I guess at one level I am happy women will be able to take advantage of anti-aging technology to become “cute” again and thus continue to be sexually available to the 100-year old men now loitering around college campuses, but if this is the extent to which our understanding of a future in which aging disappears can go, then kill me now.

The gendered implications of Friedman’s futures do not end with the continued dominance of the patriarchal family or powerful men retaining control over the senate (p.253), but we also learn in Chapter 20 that virtual reality can be used by “homely women” to “leave their faces behind” (p.284), and in these virtual utopias, “all women are beautiful and enough are willing. All men are handsome. Everyone lives in a mansion that he can redecorate at will, gold-plated if he so desires” (p.290). Ultimately, Friedman discounts this virtual reality scenario because, despite the fact it might appear as a paradise, much like masturbation (pp.290-291), it is not a substitute for the real thing. A virtual life is not a “real” life and thus he would not “touch the thing with a ten-foot pole” (p.291).

While there are many ways to use scenarios, good scenario building usually will unpack starting assumptions and introduce the reader to the most recent issues surrounding the topic under consideration. To discuss the future, one must track emerging issues, deal with possible “wild card events” and try to work systematically through the different permutations of a topic. Scenarios are not fantasy but instead are generated out of the present and tracked into possible futures. Friedman’s general refusal to move beyond the immediate future limits the possibility of planning for the long-term consequences of human behavior. For example, when [*1134] it comes to solving global warming, an issue that gets several pages of attention in the final chapter, Friedman argues there is no reason to try to “do much about global warming at present” because “substantial problems due to global warming are decades into the future” (p.319). Not only should these problems be left to future generations to solve but his conclusion suggests we can not and should not plan that far in advance anyway. Such a perspective undermines the very methodology Friedman claims to be using – one generated by futures studies.

It could be that Friedman’s point is to repudiate futures studies, but if this is the case, it is not clear why he begins the book by saying he wants to create multiple possible futures so that we can better understand the impact of technological change on our lives.
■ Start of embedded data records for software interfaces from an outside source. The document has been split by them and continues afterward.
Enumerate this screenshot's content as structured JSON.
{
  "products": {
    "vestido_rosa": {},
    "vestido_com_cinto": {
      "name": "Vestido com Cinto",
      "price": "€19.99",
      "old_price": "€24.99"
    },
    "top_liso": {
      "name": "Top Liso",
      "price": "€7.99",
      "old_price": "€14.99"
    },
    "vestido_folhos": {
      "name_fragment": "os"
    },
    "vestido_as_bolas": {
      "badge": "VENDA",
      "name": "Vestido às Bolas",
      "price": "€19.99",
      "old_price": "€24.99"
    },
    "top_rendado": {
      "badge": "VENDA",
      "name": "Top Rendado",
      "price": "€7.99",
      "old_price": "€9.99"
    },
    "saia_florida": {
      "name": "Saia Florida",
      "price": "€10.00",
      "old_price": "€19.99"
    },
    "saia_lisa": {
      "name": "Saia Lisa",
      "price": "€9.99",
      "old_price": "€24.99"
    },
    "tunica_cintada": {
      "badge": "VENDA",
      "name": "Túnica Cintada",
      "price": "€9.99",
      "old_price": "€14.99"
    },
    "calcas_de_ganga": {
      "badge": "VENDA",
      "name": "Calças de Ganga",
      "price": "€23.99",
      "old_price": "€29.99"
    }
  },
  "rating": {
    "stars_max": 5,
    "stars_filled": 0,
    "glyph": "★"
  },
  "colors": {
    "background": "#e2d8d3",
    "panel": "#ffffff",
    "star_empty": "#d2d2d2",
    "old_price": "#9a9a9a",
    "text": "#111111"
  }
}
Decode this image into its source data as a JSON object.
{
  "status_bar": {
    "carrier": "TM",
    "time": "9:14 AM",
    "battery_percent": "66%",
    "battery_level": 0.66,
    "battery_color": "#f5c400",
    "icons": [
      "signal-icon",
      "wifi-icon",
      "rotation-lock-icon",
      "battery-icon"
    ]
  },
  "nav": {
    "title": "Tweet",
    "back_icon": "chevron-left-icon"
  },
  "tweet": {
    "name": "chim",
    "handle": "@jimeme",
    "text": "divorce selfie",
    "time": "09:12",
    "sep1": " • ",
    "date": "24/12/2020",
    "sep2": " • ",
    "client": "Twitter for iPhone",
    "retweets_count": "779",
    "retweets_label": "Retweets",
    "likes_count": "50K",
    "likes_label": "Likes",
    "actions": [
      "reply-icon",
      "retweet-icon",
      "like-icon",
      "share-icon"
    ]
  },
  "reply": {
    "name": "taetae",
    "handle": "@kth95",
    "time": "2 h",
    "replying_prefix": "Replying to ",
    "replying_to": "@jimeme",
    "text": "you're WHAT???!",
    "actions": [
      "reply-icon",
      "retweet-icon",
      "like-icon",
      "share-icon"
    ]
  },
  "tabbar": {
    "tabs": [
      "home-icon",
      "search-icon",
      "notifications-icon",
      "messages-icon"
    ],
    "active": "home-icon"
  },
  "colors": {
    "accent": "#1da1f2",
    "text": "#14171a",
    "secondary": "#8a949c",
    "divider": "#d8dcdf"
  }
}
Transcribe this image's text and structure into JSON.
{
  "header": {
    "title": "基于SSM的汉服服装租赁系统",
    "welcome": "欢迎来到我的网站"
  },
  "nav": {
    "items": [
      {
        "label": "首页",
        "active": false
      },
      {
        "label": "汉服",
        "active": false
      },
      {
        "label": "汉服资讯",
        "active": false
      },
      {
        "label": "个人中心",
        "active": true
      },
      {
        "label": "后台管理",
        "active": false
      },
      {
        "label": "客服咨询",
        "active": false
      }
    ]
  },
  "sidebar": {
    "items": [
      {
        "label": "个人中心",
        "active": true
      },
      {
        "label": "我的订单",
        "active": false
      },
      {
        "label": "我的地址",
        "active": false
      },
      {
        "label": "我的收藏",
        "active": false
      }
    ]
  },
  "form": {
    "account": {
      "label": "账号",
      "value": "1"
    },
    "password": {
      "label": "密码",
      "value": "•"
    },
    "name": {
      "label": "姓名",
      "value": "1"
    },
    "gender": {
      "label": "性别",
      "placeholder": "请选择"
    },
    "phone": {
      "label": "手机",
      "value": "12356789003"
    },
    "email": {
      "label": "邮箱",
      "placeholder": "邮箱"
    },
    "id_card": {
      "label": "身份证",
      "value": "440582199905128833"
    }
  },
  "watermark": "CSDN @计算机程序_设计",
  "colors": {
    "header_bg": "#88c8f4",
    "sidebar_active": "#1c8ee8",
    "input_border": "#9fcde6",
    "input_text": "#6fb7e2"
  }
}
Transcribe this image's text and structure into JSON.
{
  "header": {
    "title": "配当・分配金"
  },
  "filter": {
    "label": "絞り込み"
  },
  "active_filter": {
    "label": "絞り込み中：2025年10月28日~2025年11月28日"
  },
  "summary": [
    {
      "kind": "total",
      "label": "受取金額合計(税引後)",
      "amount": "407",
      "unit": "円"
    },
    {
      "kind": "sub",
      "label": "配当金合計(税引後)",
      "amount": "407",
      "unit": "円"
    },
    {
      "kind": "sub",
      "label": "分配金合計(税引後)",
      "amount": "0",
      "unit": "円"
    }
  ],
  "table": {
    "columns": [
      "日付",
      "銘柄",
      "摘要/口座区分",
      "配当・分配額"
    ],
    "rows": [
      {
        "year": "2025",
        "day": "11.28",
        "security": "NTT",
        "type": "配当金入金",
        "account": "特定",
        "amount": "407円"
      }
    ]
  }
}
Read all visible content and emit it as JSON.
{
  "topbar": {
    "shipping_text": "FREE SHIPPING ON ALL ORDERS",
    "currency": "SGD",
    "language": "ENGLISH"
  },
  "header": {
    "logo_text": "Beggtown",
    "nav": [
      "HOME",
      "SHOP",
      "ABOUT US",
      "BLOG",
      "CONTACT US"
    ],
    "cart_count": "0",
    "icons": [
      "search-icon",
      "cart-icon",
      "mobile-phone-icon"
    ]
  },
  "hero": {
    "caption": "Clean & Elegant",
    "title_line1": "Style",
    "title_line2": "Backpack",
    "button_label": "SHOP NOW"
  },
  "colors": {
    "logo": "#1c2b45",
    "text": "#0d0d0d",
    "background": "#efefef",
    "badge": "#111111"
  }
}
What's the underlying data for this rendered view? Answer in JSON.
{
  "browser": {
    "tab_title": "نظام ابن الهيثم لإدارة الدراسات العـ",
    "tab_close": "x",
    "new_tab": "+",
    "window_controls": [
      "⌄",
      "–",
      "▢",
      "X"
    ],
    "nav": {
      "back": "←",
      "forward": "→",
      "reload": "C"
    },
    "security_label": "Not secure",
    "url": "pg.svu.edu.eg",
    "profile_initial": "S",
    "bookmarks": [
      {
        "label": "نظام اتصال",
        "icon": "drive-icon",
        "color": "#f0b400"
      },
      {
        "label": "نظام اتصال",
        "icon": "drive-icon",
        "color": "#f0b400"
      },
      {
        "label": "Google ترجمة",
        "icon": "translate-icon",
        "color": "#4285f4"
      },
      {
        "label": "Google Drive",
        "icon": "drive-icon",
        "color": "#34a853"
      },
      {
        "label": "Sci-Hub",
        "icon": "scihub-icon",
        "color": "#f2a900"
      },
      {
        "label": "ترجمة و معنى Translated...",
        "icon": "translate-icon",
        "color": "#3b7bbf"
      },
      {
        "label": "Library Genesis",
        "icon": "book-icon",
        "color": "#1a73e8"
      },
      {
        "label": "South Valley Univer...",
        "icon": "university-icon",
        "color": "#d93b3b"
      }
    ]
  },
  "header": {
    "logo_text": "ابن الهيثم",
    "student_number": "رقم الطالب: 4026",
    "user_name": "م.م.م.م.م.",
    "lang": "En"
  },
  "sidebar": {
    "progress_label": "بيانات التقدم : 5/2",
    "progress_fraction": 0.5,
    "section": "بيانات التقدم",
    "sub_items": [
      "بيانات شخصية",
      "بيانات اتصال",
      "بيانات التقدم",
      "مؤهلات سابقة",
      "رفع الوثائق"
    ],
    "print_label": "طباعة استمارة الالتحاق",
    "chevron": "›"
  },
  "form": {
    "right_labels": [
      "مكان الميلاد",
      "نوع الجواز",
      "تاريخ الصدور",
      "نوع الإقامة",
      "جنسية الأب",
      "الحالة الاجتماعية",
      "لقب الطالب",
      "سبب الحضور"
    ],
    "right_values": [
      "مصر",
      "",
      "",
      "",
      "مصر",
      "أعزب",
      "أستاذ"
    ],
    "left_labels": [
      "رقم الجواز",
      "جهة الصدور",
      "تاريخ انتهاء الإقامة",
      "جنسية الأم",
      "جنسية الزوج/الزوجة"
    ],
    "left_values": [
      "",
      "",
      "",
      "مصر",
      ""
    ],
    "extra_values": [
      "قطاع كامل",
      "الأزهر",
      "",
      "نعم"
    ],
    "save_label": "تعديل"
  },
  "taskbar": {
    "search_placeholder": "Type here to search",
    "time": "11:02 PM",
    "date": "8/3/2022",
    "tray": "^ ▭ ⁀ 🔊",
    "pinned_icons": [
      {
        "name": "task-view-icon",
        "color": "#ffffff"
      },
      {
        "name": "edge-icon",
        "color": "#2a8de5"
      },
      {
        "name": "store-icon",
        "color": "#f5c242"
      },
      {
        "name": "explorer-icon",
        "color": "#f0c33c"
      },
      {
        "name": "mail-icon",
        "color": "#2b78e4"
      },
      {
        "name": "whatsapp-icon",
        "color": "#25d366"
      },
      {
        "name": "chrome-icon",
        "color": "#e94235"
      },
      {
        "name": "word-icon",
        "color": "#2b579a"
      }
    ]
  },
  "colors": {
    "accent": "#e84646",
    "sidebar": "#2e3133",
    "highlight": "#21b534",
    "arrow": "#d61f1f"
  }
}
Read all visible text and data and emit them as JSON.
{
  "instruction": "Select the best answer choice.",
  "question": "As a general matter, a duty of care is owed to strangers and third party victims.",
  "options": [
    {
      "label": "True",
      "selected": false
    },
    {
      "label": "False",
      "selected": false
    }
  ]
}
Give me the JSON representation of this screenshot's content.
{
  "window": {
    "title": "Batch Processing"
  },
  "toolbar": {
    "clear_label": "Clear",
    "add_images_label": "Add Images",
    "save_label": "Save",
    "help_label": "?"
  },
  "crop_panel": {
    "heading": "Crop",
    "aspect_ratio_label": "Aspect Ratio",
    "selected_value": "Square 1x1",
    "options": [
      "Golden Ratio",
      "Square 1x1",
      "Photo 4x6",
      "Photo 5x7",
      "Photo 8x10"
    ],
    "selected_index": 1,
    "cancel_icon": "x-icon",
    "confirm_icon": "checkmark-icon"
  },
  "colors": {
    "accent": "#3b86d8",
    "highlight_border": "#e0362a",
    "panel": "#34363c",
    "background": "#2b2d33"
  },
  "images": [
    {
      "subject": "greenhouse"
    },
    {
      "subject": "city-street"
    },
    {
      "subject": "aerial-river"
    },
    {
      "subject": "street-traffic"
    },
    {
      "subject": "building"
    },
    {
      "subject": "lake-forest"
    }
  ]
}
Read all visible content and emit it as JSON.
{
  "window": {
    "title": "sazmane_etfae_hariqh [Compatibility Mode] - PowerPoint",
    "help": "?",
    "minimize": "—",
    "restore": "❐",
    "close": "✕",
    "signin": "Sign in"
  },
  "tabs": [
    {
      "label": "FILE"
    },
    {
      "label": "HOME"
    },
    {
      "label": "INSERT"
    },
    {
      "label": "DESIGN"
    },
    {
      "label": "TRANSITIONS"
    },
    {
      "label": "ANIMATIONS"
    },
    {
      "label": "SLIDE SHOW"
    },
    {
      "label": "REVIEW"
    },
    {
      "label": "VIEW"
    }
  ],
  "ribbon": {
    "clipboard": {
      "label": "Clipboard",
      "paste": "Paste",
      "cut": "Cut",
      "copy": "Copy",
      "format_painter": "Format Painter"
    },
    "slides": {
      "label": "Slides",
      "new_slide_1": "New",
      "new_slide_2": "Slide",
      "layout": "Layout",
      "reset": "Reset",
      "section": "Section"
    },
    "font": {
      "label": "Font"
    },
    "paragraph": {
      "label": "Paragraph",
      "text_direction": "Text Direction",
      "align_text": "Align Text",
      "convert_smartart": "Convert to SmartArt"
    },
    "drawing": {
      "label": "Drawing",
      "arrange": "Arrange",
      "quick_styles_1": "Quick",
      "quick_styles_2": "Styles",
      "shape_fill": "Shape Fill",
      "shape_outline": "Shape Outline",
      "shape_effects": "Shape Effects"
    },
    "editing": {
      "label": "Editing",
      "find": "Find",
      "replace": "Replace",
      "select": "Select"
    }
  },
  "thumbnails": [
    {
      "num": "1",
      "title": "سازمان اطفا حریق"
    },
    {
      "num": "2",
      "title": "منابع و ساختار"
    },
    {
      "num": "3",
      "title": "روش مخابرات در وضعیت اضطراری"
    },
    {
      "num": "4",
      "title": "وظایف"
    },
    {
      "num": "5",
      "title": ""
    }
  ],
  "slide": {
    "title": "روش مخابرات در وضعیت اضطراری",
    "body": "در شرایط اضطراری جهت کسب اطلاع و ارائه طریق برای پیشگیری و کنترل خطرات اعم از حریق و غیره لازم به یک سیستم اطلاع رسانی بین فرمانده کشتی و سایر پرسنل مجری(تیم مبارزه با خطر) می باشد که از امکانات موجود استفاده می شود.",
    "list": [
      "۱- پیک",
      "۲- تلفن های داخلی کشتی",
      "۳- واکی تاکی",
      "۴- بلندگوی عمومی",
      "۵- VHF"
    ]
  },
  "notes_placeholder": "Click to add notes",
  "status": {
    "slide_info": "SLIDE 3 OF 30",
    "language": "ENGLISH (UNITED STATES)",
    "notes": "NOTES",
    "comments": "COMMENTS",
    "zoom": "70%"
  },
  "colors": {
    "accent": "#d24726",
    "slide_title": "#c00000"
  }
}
Furthermore, he does not cite any futurists or demonstrate that he has read the literature of scenario building, strategic planning or environmental scanning (just to name a few futures methodologies that might be relevant). In the one area where he mentions futurists directly, those engaged in the environmental movement of the 60s and 70s, he discounts their predictions (pp.316-317) without recognizing the importance of their warnings in changing policy to help avert some of the problems they saw looming on the horizon.

While I generally agree with Friedman’s thesis – that the future is uncertain, that technology will have a profound impact on humans and our environment, and that there will be radically different ways of being in the world because of technology, if I were to recommend a book that covers these issues, it would not be this one. Friedman offers under-researched and vague scenarios. He would have been better served if he had delved into fewer topics in more detail and provided up-to-date research. He also might have been better served by writing a book that described his preferred future – one with limited or no government, where men act according to their biological imperatives and women are willing and beautiful, where we can travel through space and use virtual reality, but still come home to a nuclear family (albeit one that plays World of Warcraft). This seems to be the future Friedman can get behind, but we do not call it research – we call it fantasy.

Creative Commons Attribution Non-Commercial Share Alike 2008 by the author, Debora Halbert.